Exactly how long should it simmer? Number 5 says it should simmer 30 minutes. Then number 6 says to simmer 30 to 45 minutes. Does that mean it should simmer 1 hr to 1 hr and 15 minutes? thanks
I haven’t tried slow cooking it, but I don’t see why it wouldn’t work. I’d just watch it closely the first time you do it, as some slow cookers heat up quite hot and it’s best if this stock simmers at a very slow bubble. You could always lift the lid a bit to keep it so if need be.
Thanks for sharing! I wonder if i can slowcook this one, have you tried?
Such a great recipe and will add a fantastic depth of flavour to any dish used in. I personally can’t stand the smell and need to get over that, I have a tub of langoustine heads in my freezer all ready for stock making….
Yes, I use a variety of stocks as the base for many things that cook in liquid. I bet that risotto would take on a lovely flavor when cooked in the fish stock!
This is such a great idea! I’ve never thought about making stock from salmon heads. How cool. I bet this might taste really good in a risotto with fish? Thanks for sharing your recipe!
Hi Annie, I don’t see why not. I personally have never tried it for I freeze mine in quart-sized Ziploc bags. I fill them, lay them flat on a cookie tray, freeze, and then stack them in back of freezer.
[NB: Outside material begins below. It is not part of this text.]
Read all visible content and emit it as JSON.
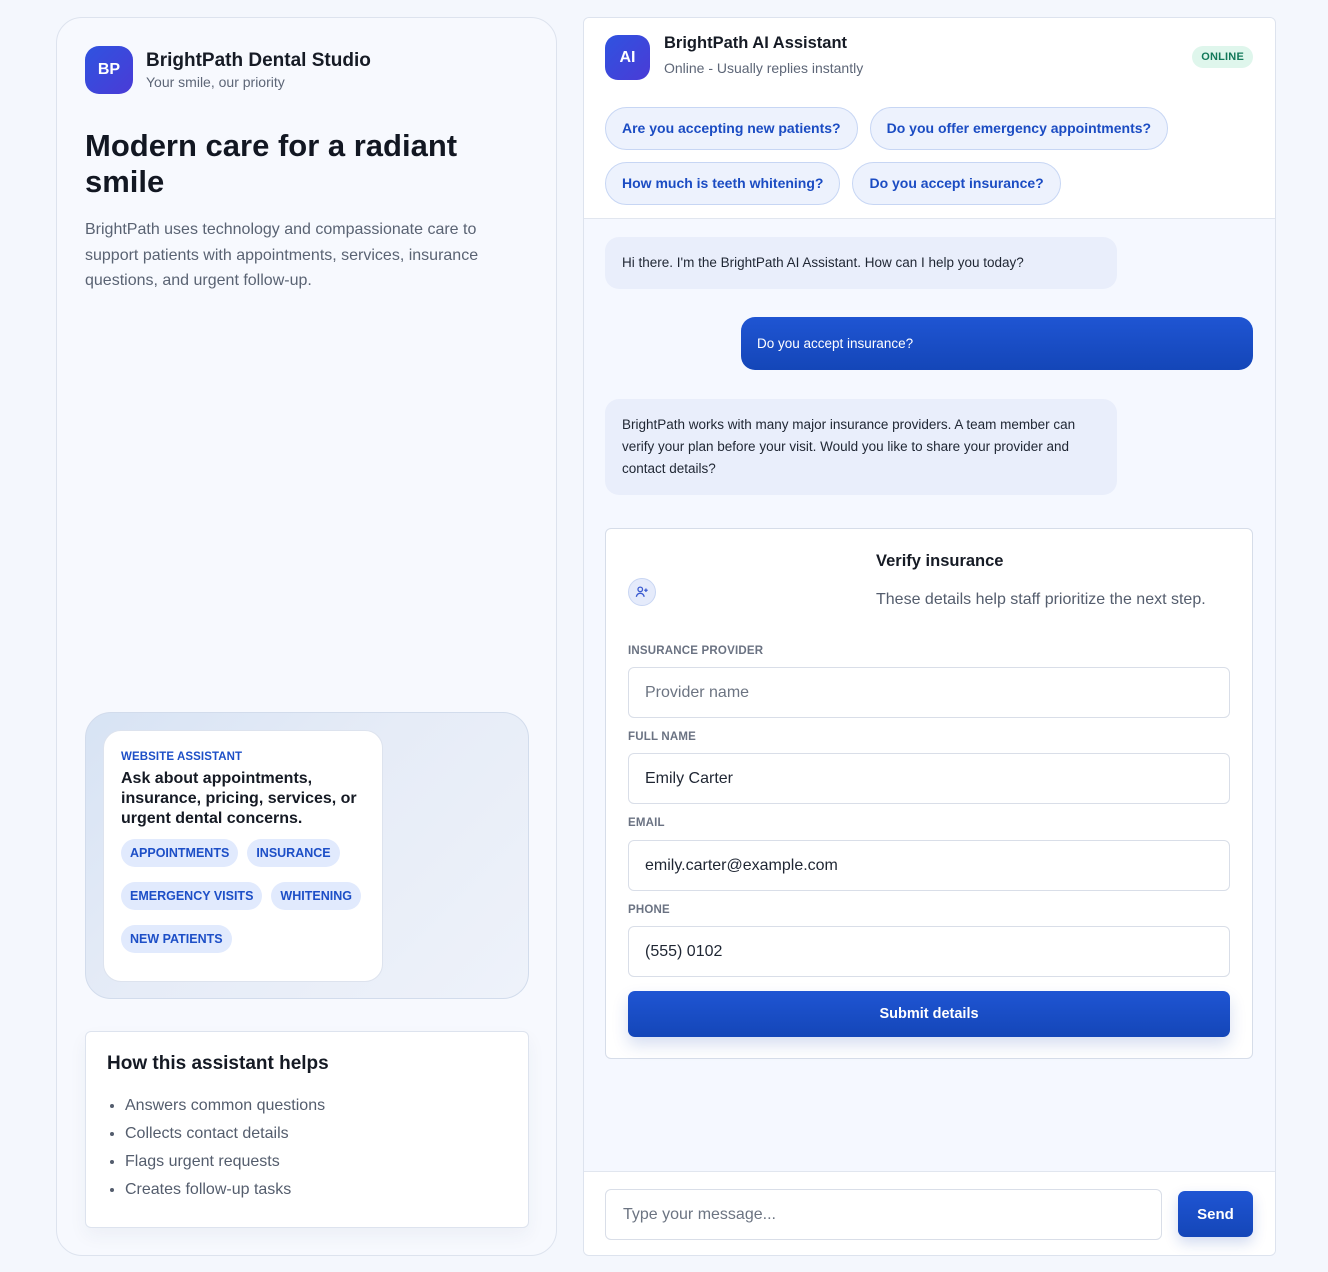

Here’s a post on how to can stock by one of my favorite bloggers https://www.theprairiehomestead.com/2012/12/how-to-can-homemade-stock-or-broth.html
Can I pressure can this ?